The Midwest Medical Examiner's Office released its report into Prince's death Thursday afternoon. The superstar, according to the report, died of "fentanyl toxicity": There was more of the drug in his system than his body could handle.
The report said the drug was self-administered. The death was ruled an accident. No further details have been released.
What is fentanyl?
Fentanyl is an opioid painkiller that's typically used in treating severe pain associated with end-stage cancer patients. It is also used as an anesthetic, often for endoscopic or oral surgeries or to relieve pain for women in labor.
The drug, according to the National Institutes of Health, works, like other opioids, "by binding to the body's opiate receptors, highly concentrated in areas of the brain that control pain and emotions. When opiate drugs bind to these receptors, they can drive up dopamine levels in the brain's reward areas, producing a state of euphoria and relaxation."
Is fentanyl a pill?
Fentanyl is a synthetic opioid. It's available in several forms: intravenously for patients in surgery, as a lozenge or in a patch that's applied to the skin, allowing it to absorb over a longer period of time.
The U.S. Food and Drug Administration has released a number of warnings about the dangers of fentanyl patches. The CDC released guidelines in March that caution doctors about prescribing opioids like fentanyl to treat chronic pain, saying non-opioid methods are preferred.
How can fentanyl kill? Is overdose common?
Dr. Charles Reznikoff, an addiction medicine specialist at Hennepin County Medical Center, said fentanyl is among the most dangerous of opioid painkillers.
"Fentanyl is what I call the Ebola of opioids. The reason I call it that is fentanyl kills you quickly, very quickly," Reznikoff said.
"Many of the other opioids take a long time and are less apt to kill you in overdose, but fentanyl is so potent, that any little error with the use of fentanyl leads to death."
The CDC issued a warning in October 2015 about increased fentanyl-related fatalities.
And the Drug Enforcement Administration reported that more than 700 deaths related mostly to illegal fentanyl use were reported between the end of 2013 and the beginning of 2015. Agency officials warned that number may be low because many coroners and crime labs don't test specifically for fentanyl.
While fentanyl is typically produced by pharmaceutical companies, it can also be made in illegal operations and distributed as a street drug. Law enforcement officials in the region traced a spate of recent fentanyl overdoses to an illegal lab in Mexico. Fentanyl can be combined with cocaine or heroin to increase the potency of the illegal drugs.

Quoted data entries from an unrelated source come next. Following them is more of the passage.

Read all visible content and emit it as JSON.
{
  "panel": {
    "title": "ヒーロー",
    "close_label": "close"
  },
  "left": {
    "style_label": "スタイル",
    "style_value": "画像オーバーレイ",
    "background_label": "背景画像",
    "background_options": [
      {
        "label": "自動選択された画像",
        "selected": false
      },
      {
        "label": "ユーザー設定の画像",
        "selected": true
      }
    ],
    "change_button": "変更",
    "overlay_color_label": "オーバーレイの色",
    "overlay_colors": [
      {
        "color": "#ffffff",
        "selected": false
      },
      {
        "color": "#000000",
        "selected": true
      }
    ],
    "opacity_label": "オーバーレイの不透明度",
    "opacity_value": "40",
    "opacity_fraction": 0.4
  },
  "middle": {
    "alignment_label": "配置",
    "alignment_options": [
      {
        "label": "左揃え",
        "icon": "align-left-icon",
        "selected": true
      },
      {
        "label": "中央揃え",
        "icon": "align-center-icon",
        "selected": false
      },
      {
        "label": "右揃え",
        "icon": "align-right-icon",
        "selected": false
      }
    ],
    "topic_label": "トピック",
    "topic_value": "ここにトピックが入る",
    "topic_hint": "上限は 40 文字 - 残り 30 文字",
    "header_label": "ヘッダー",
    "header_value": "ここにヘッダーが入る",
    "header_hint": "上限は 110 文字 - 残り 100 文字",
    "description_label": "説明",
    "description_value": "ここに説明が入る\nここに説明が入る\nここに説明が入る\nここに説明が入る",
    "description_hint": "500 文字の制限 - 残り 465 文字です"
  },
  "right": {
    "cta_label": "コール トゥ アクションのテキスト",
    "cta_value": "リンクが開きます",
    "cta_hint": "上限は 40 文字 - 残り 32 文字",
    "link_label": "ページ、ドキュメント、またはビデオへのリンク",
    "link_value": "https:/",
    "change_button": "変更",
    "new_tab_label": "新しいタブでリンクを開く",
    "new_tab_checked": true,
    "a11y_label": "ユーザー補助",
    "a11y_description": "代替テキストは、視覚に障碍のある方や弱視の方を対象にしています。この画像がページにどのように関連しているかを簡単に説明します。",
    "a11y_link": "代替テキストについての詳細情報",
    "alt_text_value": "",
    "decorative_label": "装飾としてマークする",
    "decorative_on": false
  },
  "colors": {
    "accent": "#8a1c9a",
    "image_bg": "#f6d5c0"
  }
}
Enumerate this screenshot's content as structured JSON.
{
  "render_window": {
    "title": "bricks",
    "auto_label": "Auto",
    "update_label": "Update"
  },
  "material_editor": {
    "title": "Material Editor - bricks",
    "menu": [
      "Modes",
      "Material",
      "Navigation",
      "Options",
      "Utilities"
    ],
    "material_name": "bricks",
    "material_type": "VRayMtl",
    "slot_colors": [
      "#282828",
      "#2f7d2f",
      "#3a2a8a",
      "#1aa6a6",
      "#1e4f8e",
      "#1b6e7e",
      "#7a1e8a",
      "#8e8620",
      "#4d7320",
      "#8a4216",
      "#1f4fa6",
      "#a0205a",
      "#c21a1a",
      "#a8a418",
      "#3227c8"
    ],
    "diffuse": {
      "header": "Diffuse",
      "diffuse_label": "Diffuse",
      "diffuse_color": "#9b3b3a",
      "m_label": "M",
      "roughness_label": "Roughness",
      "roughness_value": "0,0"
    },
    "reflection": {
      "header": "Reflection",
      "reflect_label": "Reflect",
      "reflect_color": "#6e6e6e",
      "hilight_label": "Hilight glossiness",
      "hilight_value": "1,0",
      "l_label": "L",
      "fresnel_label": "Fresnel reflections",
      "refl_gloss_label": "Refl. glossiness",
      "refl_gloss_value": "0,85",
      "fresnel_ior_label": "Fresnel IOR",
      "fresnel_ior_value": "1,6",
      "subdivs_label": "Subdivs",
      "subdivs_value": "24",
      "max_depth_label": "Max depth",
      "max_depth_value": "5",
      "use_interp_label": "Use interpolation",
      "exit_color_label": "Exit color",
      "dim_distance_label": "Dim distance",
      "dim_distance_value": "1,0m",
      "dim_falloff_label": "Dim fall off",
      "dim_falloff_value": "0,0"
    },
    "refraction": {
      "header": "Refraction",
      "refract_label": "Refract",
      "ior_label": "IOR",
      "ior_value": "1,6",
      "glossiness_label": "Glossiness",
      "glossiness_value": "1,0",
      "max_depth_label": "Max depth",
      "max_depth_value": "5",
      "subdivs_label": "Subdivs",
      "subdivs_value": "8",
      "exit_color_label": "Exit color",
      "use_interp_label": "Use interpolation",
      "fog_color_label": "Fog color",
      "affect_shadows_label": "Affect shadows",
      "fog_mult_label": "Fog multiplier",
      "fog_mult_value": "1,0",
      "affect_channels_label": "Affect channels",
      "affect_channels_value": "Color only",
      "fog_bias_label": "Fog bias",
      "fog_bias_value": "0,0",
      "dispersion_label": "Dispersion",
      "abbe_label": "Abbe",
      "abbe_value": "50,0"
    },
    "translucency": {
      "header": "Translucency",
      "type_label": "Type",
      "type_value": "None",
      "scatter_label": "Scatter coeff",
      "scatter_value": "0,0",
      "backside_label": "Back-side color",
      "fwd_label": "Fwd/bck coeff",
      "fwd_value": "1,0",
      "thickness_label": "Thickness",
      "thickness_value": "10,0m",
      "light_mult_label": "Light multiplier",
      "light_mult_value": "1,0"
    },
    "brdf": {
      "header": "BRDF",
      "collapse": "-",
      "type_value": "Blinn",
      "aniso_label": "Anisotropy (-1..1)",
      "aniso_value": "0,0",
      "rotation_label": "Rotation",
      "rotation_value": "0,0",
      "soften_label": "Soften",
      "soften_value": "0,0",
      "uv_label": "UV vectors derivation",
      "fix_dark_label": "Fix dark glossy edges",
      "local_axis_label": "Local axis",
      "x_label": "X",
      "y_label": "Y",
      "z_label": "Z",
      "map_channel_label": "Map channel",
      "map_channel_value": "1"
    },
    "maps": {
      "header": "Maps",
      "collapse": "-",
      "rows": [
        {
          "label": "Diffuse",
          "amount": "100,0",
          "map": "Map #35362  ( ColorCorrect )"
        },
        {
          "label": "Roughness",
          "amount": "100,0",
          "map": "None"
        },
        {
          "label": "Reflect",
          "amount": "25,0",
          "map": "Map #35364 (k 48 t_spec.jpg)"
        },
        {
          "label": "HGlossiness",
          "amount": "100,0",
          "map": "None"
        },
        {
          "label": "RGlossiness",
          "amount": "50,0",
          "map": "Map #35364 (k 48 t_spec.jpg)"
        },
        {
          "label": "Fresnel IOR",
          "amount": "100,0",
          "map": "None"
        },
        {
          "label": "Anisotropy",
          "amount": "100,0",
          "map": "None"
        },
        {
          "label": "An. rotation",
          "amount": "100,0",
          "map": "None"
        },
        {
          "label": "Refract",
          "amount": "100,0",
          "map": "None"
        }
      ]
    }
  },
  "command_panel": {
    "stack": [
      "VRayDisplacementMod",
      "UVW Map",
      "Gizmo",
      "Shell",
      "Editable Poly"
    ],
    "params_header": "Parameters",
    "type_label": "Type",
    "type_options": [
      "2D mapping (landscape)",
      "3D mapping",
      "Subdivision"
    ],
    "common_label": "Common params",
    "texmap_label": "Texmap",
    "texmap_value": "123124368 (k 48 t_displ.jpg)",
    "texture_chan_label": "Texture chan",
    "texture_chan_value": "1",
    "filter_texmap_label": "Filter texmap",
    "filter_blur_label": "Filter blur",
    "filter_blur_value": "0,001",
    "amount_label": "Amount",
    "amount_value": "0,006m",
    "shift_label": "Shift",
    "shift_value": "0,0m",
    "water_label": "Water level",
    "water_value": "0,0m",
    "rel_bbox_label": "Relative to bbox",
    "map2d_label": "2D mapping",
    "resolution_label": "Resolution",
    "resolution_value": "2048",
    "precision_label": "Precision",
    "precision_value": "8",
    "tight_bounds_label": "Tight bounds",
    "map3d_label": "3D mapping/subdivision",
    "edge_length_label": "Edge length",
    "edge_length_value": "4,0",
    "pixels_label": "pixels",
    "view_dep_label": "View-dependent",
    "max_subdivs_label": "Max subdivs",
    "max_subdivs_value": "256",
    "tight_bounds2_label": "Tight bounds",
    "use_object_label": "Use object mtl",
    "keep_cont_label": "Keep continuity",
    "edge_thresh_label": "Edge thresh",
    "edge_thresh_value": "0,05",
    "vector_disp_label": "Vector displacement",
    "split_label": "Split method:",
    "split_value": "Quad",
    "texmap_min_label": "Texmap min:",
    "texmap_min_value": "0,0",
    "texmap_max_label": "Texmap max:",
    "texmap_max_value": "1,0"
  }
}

According to the NIH, "the type of fentanyl associated with recent overdoses was produced in clandestine laboratories and mixed with (or substituted for) heroin in a powder form."
Even with Thursday's announcement, there are few details — and many questions — in the story of Prince's death. Autopsy results don't indicate whether the fentanyl that killed the musician was prescribed to him by a doctor. The Carver County Sheriff's Office said its investigation into Prince's death is ongoing.